This video from Britain says about itself:
10 October 2017
A new species of a marine [reptile] has been discovered from a fossil which has been stored in the University of Nottingham’s engineering collection for more than 50 years. The fossil was of a type of ichthyosaur, a [group of] sea-dwelling animals which grew to up to 16 metres in length and survived until around 90 million years ago.
It has today been announced as Protoichthyosaurus applebyi, a holotype, or original specimen that describes a new species. It is the first known fossil of its kind anywhere in the world. The specimen has previously been used for teaching and outreach work while visiting primary schools to encourage children to explore science and engineering by Dr David Large, a geologist and Head of the Department of Chemical and Environmental Engineering at the university. The fossil was a hit with children but was forgotten about for years, and until recently had been sitting on a shelf in a storeroom.
Dean Lomax, a palaeontologist and Visiting Scientist at The University of Manchester, contacted Dr Large in 2014 while searching for another ichthyosaur fossil, and was unaware that the newlyfound specimen even existed as it had not been scientifically examined before. Eventually it was determined that this specimen is of a species new to science.

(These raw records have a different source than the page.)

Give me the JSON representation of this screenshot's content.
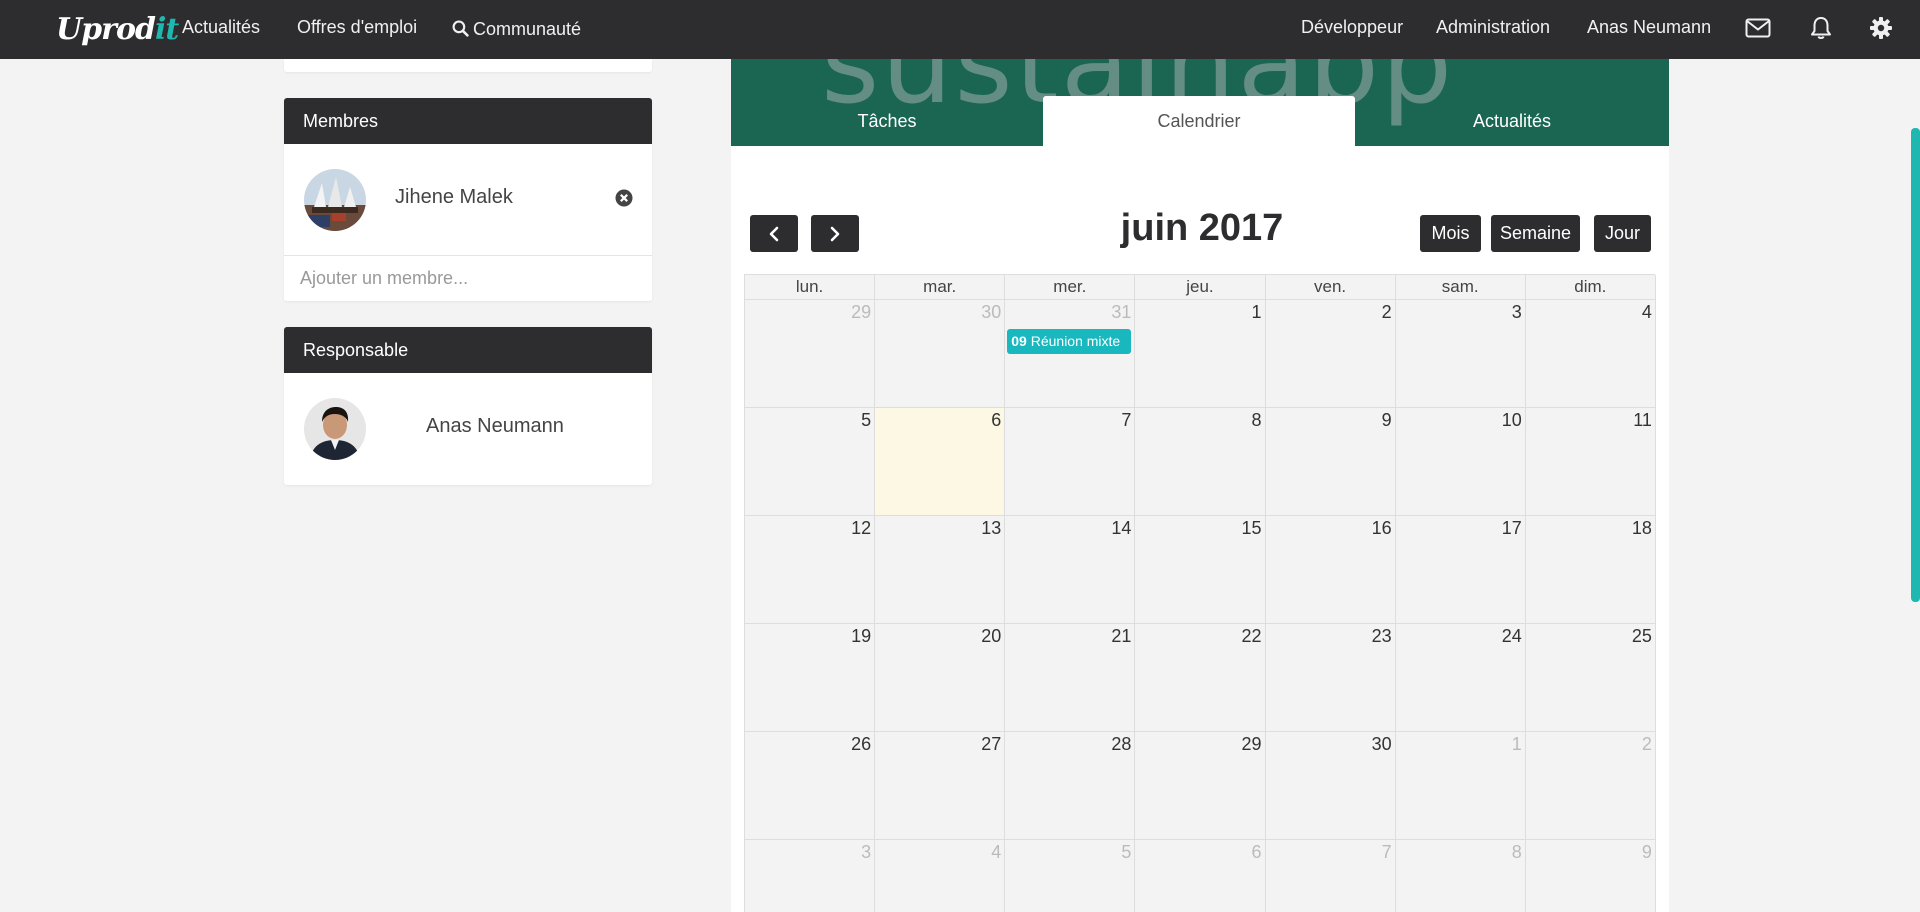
{
  "navbar": {
    "logo_main": "Uprod",
    "logo_accent": "it",
    "items": [
      "Actualités",
      "Offres d'emploi",
      "Communauté"
    ],
    "right_items": [
      "Développeur",
      "Administration",
      "Anas Neumann"
    ],
    "icons": [
      "envelope-icon",
      "bell-icon",
      "gear-icon"
    ]
  },
  "members_panel": {
    "title": "Membres",
    "member_name": "Jihene Malek",
    "add_placeholder": "Ajouter un membre..."
  },
  "responsible_panel": {
    "title": "Responsable",
    "name": "Anas Neumann"
  },
  "project": {
    "banner_text": "sustainapp",
    "tabs": [
      "Tâches",
      "Calendrier",
      "Actualités"
    ],
    "active_tab": "Calendrier"
  },
  "calendar": {
    "title": "juin 2017",
    "views": [
      "Mois",
      "Semaine",
      "Jour"
    ],
    "weekdays": [
      "lun.",
      "mar.",
      "mer.",
      "jeu.",
      "ven.",
      "sam.",
      "dim."
    ],
    "weeks": [
      [
        "29",
        "30",
        "31",
        "1",
        "2",
        "3",
        "4"
      ],
      [
        "5",
        "6",
        "7",
        "8",
        "9",
        "10",
        "11"
      ],
      [
        "12",
        "13",
        "14",
        "15",
        "16",
        "17",
        "18"
      ],
      [
        "19",
        "20",
        "21",
        "22",
        "23",
        "24",
        "25"
      ],
      [
        "26",
        "27",
        "28",
        "29",
        "30",
        "1",
        "2"
      ],
      [
        "3",
        "4",
        "5",
        "6",
        "7",
        "8",
        "9"
      ]
    ],
    "event": {
      "time": "09",
      "title": "Réunion mixte"
    }
  },
  "colors": {
    "navbar": "#2d2d2f",
    "accent": "#1fb8b0",
    "banner": "#1a6652",
    "event": "#19b8bf",
    "today": "#fcf8e3"
  }
}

It has been hailed as a major step in uncovering Britain’s early fossil past and understanding ichthyosaur evolution. He said “This ichthyosaur is an essential part of Nottingham’s scientific collection and I’d like to thank David for bringing it to my attention. As part of our study we have identified over 20 specimens of Protoichthyosaurus, but only one example of P. applebyi, making this the only known specimen recorded so far. I’m confident that there will be more out there.”
From the University of Manchester in England:

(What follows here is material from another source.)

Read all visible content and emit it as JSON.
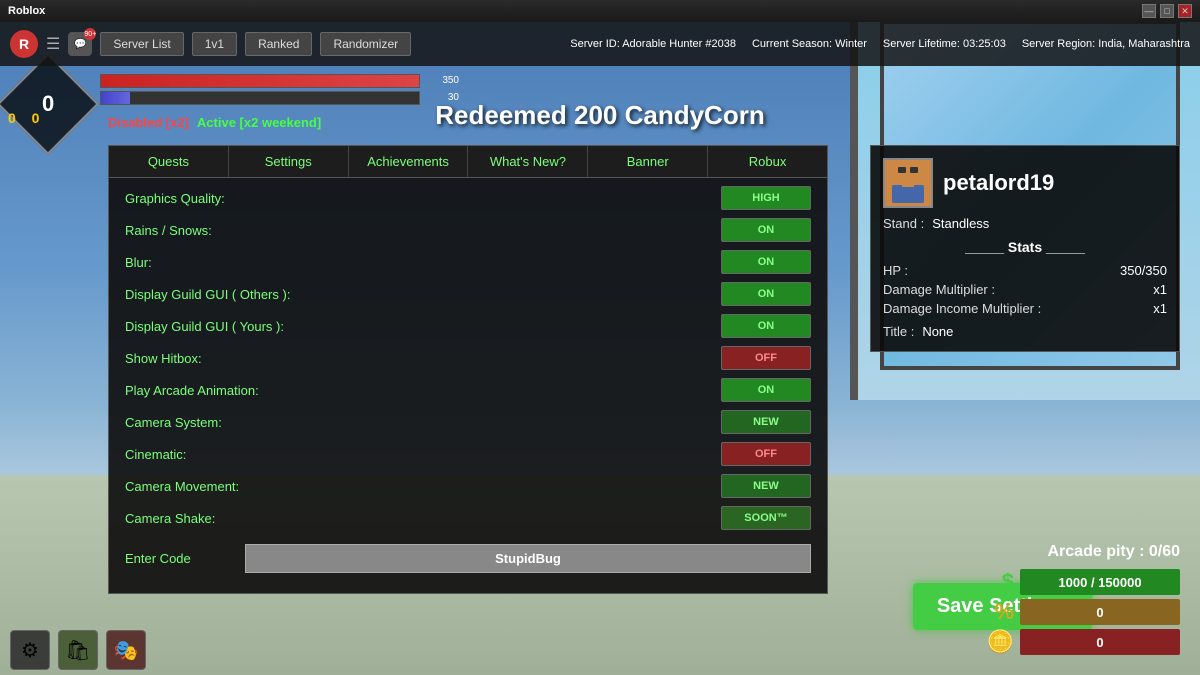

‘Fake fin’ discovery reveals new ichthyosaur species
October 10, 2017
An ichthyosaur first discovered in the 1970s but then dismissed and consigned to museum storerooms across the country has been re-examined and found to be a new species.

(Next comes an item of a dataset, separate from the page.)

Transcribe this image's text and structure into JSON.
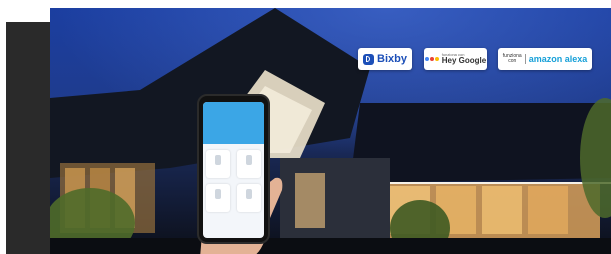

In 1979, after inspecting several ichthyosaurs from the UK, palaeontologist Dr Robert Appleby announced a new type of ichthyosaur called Protoichthyosaurus. He also named two species, P. prostaxalis and P. prosostealis. Other scientists, however, dismissed the discovery of Protoichthyosaurus and suggested that it was identical with Ichthyosaurus, a very common UK ichthyosaur.
Now a detailed study led by palaeontologists Dean Lomax (The University of Manchester) and Professor Judy Massare (State University of New York), has re-examined and compared Protoichthyosaurus and Ichthyosaurus. It found major differences in the number of bones in the front fin, or forefin, of both species. This fundamental difference probably reflects the way both species used them to manoeuvre whilst swimming. Differences were also found in the skulls. But it was another discovery about the fins that also got the team’s attention.
Lomax explains: “This unusual forefin structure was originally identified by Robert Appleby in 1979, but some of the historic specimens he examined had been ‘faked’, and this fakery had been missed until now. In some instances, an isolated fin of an Ichthyosaurus had been added to a Protoichthyosaurus skeleton to make it appear more complete, which led to the genuine differences being missed. This has been a major problem because it stopped science from progressing. We also found some pathological fins, including Ichthyosaurus fins with pathologies that mimic the Protoichthyosaurus forefin structure.”
Lomax and Massare also teamed up with former undergraduate student Rashmi Mistry (University of Reading), who had been studying an unusual ichthyosaur in the collections of the Cole Museum of Zoology, University of Reading, for her undergraduate dissertation.
“Whilst doing my dissertation in 2016, I studied several ichthyosaurs in the collections, including a very small skeleton. It had an unusual forefin that matched Protoichthyosaurus, which I understood to be a widely unrecognised genus. However, when I contacted Dean, he was very excited. He told me that this little skeleton is the only known small juvenile Protoichthyosaurus,” added Rashmi.
Over 20 specimens of Protoichthyosaurus were identified as part of this study. This is significant as each specimen (with a forefin) has the same structure. The specimens are from the Jurassic Period, between 200 — 190 million years old, and come from Somerset, Dorset, Leicestershire, Warwickshire, Nottinghamshire, England, and Glamorgan, Wales.
Whilst searching through collections, Dean also came across a skeleton at The University of Nottingham. This specimen is different to all other known examples of Protoichthyosaurus in the skull and humerus and it has been identified as a new species, which the team have called Protoichthyosaurus applebyi, in honour of Robert Appleby. It is currently on display as part of the ‘Dinosaurs of China’ exhibition at Lakeside Arts, University of Nottingham.